Material supplied:
▬▬▬▬▬▬▬▬▬▬
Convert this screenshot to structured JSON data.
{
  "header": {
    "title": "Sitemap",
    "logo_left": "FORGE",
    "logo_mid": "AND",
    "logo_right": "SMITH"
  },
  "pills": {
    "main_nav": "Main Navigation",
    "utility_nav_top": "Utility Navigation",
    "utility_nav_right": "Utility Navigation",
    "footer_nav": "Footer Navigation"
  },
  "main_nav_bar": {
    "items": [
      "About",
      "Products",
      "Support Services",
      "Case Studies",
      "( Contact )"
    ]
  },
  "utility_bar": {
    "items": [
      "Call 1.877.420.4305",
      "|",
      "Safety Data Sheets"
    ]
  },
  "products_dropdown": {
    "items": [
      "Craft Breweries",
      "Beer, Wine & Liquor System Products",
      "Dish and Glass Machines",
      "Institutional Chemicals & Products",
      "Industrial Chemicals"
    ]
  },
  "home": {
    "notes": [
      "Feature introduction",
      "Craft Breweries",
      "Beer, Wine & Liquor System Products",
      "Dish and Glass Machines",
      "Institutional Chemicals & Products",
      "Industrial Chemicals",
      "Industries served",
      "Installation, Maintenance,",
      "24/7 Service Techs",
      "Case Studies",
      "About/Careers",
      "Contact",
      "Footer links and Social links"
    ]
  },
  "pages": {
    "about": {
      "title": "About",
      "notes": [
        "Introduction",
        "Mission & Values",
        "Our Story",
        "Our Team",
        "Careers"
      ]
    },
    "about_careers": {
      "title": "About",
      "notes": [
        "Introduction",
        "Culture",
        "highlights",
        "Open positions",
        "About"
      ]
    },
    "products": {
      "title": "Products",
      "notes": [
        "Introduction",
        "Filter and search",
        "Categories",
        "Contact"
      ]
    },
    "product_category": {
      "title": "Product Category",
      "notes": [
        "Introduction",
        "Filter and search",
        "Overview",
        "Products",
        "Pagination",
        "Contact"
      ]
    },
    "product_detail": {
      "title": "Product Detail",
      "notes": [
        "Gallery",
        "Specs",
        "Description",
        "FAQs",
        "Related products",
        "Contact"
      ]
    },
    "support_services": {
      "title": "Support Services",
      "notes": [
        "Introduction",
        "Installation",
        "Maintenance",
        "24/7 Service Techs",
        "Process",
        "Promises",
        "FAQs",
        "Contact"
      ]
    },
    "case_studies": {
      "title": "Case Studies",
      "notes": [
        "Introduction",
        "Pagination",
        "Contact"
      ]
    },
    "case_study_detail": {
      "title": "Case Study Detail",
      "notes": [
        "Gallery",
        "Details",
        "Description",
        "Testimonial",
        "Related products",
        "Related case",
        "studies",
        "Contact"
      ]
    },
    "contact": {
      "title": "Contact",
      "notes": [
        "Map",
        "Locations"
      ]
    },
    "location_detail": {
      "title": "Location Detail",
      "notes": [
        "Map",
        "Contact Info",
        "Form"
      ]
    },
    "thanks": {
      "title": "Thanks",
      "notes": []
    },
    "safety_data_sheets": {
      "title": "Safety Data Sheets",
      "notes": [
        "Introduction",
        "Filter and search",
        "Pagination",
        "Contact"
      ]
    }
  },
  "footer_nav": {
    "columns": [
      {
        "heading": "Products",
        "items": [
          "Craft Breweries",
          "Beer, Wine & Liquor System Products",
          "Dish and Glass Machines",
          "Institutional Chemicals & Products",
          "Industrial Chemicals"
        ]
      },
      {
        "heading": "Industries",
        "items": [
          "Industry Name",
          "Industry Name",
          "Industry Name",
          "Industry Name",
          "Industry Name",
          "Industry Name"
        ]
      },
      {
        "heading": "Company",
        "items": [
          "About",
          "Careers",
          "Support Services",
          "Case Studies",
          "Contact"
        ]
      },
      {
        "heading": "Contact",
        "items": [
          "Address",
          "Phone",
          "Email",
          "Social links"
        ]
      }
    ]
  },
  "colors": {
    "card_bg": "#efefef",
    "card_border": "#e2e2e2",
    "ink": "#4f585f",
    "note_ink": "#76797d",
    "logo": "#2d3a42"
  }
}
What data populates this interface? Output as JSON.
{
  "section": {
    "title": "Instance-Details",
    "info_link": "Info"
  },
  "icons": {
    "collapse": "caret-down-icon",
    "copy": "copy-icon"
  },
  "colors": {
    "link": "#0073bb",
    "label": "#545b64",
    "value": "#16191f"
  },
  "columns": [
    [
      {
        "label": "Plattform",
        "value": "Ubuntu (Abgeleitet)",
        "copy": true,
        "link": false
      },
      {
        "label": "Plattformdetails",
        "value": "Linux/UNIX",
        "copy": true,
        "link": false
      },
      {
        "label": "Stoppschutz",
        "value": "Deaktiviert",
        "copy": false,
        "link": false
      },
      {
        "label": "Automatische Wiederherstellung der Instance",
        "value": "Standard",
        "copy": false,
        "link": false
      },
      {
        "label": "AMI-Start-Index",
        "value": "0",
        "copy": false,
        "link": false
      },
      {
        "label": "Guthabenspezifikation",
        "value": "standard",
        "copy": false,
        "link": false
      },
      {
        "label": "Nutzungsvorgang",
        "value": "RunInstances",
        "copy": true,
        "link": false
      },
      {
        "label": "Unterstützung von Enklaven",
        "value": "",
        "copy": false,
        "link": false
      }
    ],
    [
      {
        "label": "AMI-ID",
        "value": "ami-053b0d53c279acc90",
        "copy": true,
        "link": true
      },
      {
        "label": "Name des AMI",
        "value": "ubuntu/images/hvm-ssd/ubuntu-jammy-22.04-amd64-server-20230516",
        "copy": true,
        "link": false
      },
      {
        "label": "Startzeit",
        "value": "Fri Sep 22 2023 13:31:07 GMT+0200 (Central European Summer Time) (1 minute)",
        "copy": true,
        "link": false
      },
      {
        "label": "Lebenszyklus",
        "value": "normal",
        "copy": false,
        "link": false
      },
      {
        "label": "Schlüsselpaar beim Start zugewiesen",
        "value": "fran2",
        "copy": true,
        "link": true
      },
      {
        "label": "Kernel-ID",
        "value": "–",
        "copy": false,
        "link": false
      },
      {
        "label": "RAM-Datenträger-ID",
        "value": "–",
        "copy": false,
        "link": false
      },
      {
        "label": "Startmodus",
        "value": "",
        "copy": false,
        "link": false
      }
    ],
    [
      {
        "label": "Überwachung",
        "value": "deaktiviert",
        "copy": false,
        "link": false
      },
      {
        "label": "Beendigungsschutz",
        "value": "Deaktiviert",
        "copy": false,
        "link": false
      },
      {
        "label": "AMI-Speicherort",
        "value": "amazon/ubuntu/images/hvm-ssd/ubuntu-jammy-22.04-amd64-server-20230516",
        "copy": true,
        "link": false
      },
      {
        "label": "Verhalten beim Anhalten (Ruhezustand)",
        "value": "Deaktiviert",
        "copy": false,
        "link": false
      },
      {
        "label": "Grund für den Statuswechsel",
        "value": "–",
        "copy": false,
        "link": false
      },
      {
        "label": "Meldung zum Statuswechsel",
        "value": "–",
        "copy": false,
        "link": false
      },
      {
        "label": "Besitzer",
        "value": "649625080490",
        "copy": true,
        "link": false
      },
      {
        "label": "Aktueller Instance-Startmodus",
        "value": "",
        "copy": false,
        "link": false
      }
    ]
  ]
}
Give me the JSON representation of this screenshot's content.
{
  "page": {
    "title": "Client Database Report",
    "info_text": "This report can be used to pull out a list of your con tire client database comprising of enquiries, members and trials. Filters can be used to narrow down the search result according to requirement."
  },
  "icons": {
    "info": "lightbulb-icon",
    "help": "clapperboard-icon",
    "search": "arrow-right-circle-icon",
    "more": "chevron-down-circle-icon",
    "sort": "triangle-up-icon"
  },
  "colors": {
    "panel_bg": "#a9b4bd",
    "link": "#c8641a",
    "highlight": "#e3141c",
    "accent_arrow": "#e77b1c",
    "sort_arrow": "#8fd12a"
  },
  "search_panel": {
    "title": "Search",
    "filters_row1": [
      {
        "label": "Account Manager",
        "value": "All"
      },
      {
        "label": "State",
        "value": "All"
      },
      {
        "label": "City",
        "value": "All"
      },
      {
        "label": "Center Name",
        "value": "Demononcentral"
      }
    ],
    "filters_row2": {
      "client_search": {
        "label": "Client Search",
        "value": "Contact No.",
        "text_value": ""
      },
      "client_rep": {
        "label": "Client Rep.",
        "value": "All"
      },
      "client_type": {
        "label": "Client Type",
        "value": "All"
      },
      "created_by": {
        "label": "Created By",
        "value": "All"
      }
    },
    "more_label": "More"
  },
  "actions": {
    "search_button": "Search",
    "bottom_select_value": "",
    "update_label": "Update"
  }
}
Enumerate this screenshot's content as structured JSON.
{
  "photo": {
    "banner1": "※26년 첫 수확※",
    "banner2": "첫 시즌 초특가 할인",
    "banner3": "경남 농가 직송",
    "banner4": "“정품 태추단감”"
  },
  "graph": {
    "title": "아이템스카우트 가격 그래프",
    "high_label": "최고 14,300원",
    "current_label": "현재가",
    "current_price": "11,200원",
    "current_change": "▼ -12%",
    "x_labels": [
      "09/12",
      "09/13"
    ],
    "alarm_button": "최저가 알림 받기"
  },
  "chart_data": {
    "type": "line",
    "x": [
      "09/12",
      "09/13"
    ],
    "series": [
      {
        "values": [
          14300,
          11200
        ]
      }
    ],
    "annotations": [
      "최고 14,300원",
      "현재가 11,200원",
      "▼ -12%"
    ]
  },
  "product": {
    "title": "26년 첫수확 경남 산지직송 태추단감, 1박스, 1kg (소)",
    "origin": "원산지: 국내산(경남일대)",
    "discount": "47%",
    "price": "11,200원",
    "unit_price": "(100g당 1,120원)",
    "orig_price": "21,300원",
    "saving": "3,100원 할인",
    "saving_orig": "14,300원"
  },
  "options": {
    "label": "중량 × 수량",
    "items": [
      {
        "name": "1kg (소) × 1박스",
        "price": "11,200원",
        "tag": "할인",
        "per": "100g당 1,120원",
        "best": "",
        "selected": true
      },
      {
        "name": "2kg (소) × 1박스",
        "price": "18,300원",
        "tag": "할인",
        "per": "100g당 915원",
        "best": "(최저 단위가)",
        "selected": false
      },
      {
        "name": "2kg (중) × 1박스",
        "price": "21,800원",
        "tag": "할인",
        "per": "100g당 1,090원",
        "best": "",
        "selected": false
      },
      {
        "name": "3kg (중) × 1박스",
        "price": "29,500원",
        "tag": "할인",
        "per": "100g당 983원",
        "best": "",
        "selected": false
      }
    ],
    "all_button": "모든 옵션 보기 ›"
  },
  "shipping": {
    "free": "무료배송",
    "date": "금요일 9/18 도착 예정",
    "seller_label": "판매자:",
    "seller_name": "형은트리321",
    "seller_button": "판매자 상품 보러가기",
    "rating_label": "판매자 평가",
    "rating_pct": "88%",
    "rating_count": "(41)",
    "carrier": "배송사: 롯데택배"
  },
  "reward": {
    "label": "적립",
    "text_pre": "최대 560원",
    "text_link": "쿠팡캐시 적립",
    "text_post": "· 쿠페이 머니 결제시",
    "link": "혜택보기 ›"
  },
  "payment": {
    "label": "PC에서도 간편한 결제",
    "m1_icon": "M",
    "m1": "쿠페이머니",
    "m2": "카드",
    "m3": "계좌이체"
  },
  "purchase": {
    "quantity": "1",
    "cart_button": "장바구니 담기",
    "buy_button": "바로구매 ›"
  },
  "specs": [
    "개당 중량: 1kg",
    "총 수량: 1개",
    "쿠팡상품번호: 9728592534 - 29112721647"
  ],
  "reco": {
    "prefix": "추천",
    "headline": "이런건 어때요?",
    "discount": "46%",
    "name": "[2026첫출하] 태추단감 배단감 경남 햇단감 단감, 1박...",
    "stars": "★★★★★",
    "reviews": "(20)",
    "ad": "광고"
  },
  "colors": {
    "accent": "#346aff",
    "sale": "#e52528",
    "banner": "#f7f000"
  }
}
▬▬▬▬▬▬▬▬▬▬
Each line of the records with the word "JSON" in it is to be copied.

Answer box:
Convert this screenshot to structured JSON data.
What data populates this interface? Output as JSON.
Give me the JSON representation of this screenshot's content.
Enumerate this screenshot's content as structured JSON.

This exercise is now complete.